AgrEvo reported that there were no nutritionally significant differences in proximates or mineral contents between the new soybean varieties and current commercial varieties and that values obtained were similar to values established for soybeans. In addition, no statistically significant differences were observed for amino acid levels between soybeans derived from event A5547-127 and non-transgenic soybeans. Statistical differences were seen in the levels of some amino acids between soybeans derived from event A2704-12 and the non-transgenic counterpart with the levels in the new variety being higher. AgrEvo states that although differences were noted, the amino acid profiles for both soybean varieties and the non-transgenic varieties were qualitatively and quantitatively similar to those reported by the US Department of Agriculture (USDA) for soybeans with glutamic acid being present at the highest level and tryptophan being present at the lowest level. Similarly, when the fatty acid profile of oil derived from the new soybean varieties was compared to the fatty acid profile of oil derived from non-transgenic soybean, differences were observed for some fatty acids. However, AgrEvo notes that the qualitative and quantitative profiles of total lipids and fatty acids of the transgenic soybeans as well as non-transgenic soybeans are similar to profiles reported for soybeans by USDA.

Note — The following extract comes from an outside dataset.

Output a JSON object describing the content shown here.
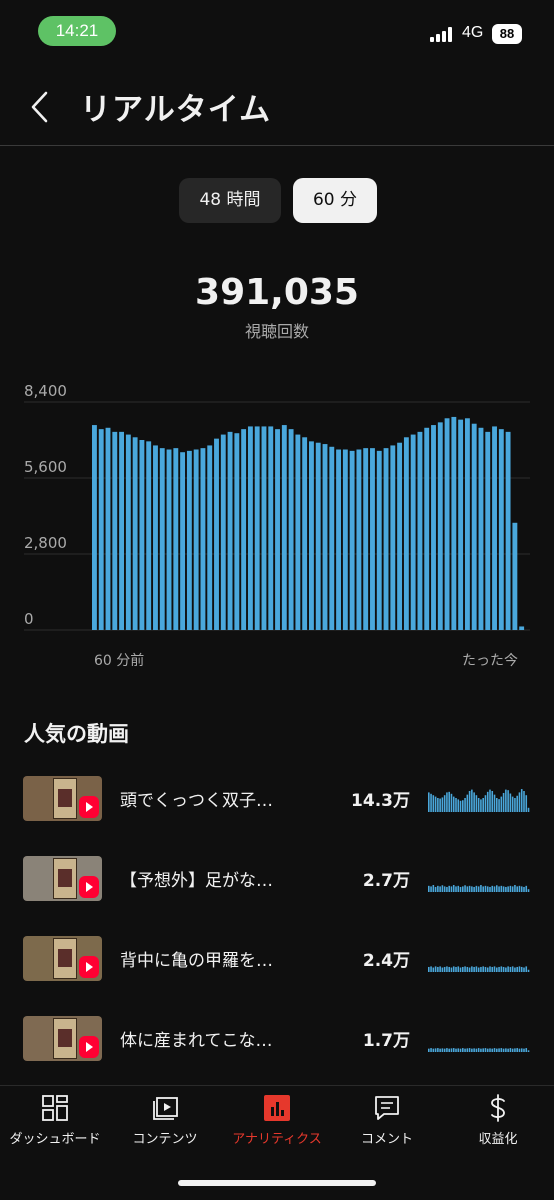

AgrEvo notes that the statistically significant differences in some amino acids and fatty acids could be due to factors such as growing conditions, maturity at harvest, post harvest storage and processing, and the inherent variability of nutrient content. The differences were not observed consistently in samples obtained from all growing regions. AgrEvo concludes that the differences observed are not meaningful from a nutritional point of view.
AgrEvo has concluded that its transgenic glufosinate-tolerant soybean lines are not materially different in terms of food safety and nutritional profile from soybean varieties currently on the market. At this time, based on AgrEvo's description of its data and analyses, the Agency considers AgrEvo's consultation on soybean lines from transformation events A2704-12 and A5547-127 to be complete.
Nega Beru, Ph.D